*** Input data ***
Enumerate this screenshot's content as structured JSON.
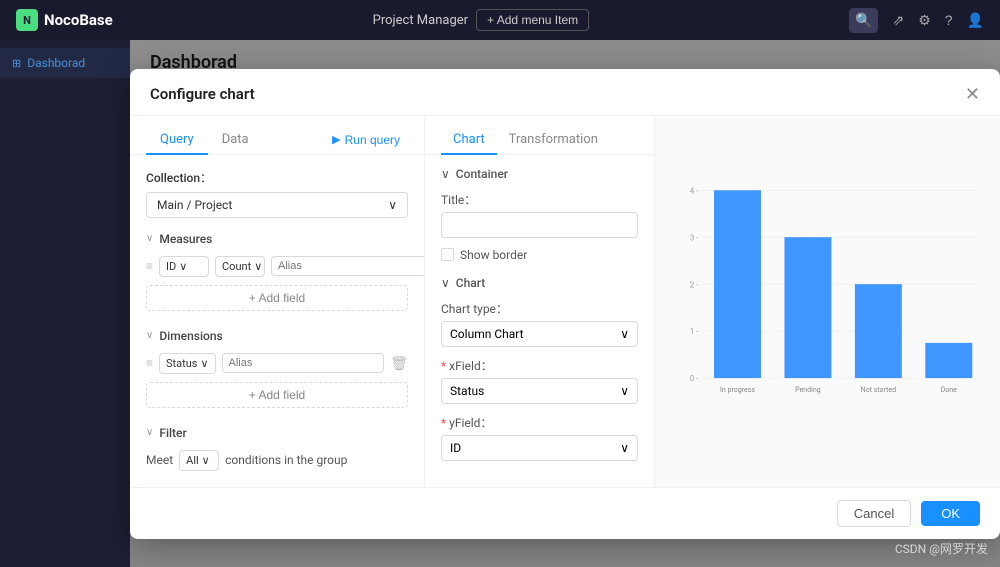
{
  "topNav": {
    "logoText": "NocoBase",
    "navTitle": "Project Manager",
    "addMenuLabel": "+ Add menu Item",
    "icons": [
      "search",
      "share",
      "settings",
      "help",
      "user"
    ]
  },
  "sidebar": {
    "items": [
      {
        "label": "Dashborad",
        "icon": "⊞",
        "active": true
      }
    ]
  },
  "mainHeader": {
    "title": "Dashborad"
  },
  "modal": {
    "title": "Configure chart",
    "queryPanel": {
      "tabs": [
        "Query",
        "Data"
      ],
      "runQueryLabel": "Run query",
      "collectionLabel": "Collection：",
      "collectionValue": "Main  /  Project",
      "measures": {
        "label": "Measures",
        "rows": [
          {
            "field": "ID",
            "aggregation": "Count",
            "alias": "Alias"
          }
        ],
        "addFieldLabel": "+ Add field"
      },
      "dimensions": {
        "label": "Dimensions",
        "rows": [
          {
            "field": "Status",
            "alias": "Alias"
          }
        ],
        "addFieldLabel": "+ Add field"
      },
      "filter": {
        "label": "Filter",
        "meetLabel": "Meet",
        "allLabel": "All",
        "conditionsLabel": "conditions in the group"
      }
    },
    "chartConfig": {
      "tabs": [
        "Chart",
        "Transformation"
      ],
      "container": {
        "label": "Container",
        "titleLabel": "Title：",
        "showBorderLabel": "Show border"
      },
      "chart": {
        "label": "Chart",
        "chartTypeLabel": "Chart type：",
        "chartTypeValue": "Column Chart",
        "xFieldLabel": "xField：",
        "xFieldValue": "Status",
        "yFieldLabel": "yField：",
        "yFieldValue": "ID"
      }
    },
    "footer": {
      "cancelLabel": "Cancel",
      "okLabel": "OK"
    }
  },
  "chart": {
    "bars": [
      {
        "label": "In progress",
        "value": 4,
        "color": "#4096ff"
      },
      {
        "label": "Pending",
        "value": 3,
        "color": "#4096ff"
      },
      {
        "label": "Not started",
        "value": 2,
        "color": "#4096ff"
      },
      {
        "label": "Done",
        "value": 1,
        "color": "#4096ff"
      }
    ],
    "yMax": 4,
    "yTicks": [
      0,
      1,
      2,
      3,
      4
    ]
  },
  "watermark": "CSDN @网罗开发"
}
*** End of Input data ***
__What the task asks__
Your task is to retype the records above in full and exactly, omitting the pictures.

__Solution below__
Enumerate this screenshot's content as structured JSON.
{
  "topNav": {
    "logoText": "NocoBase",
    "navTitle": "Project Manager",
    "addMenuLabel": "+ Add menu Item",
    "icons": [
      "search",
      "share",
      "settings",
      "help",
      "user"
    ]
  },
  "sidebar": {
    "items": [
      {
        "label": "Dashborad",
        "icon": "⊞",
        "active": true
      }
    ]
  },
  "mainHeader": {
    "title": "Dashborad"
  },
  "modal": {
    "title": "Configure chart",
    "queryPanel": {
      "tabs": [
        "Query",
        "Data"
      ],
      "runQueryLabel": "Run query",
      "collectionLabel": "Collection：",
      "collectionValue": "Main  /  Project",
      "measures": {
        "label": "Measures",
        "rows": [
          {
            "field": "ID",
            "aggregation": "Count",
            "alias": "Alias"
          }
        ],
        "addFieldLabel": "+ Add field"
      },
      "dimensions": {
        "label": "Dimensions",
        "rows": [
          {
            "field": "Status",
            "alias": "Alias"
          }
        ],
        "addFieldLabel": "+ Add field"
      },
      "filter": {
        "label": "Filter",
        "meetLabel": "Meet",
        "allLabel": "All",
        "conditionsLabel": "conditions in the group"
      }
    },
    "chartConfig": {
      "tabs": [
        "Chart",
        "Transformation"
      ],
      "container": {
        "label": "Container",
        "titleLabel": "Title：",
        "showBorderLabel": "Show border"
      },
      "chart": {
        "label": "Chart",
        "chartTypeLabel": "Chart type：",
        "chartTypeValue": "Column Chart",
        "xFieldLabel": "xField：",
        "xFieldValue": "Status",
        "yFieldLabel": "yField：",
        "yFieldValue": "ID"
      }
    },
    "footer": {
      "cancelLabel": "Cancel",
      "okLabel": "OK"
    }
  },
  "chart": {
    "bars": [
      {
        "label": "In progress",
        "value": 4,
        "color": "#4096ff"
      },
      {
        "label": "Pending",
        "value": 3,
        "color": "#4096ff"
      },
      {
        "label": "Not started",
        "value": 2,
        "color": "#4096ff"
      },
      {
        "label": "Done",
        "value": 1,
        "color": "#4096ff"
      }
    ],
    "yMax": 4,
    "yTicks": [
      0,
      1,
      2,
      3,
      4
    ]
  },
  "watermark": "CSDN @网罗开发"
}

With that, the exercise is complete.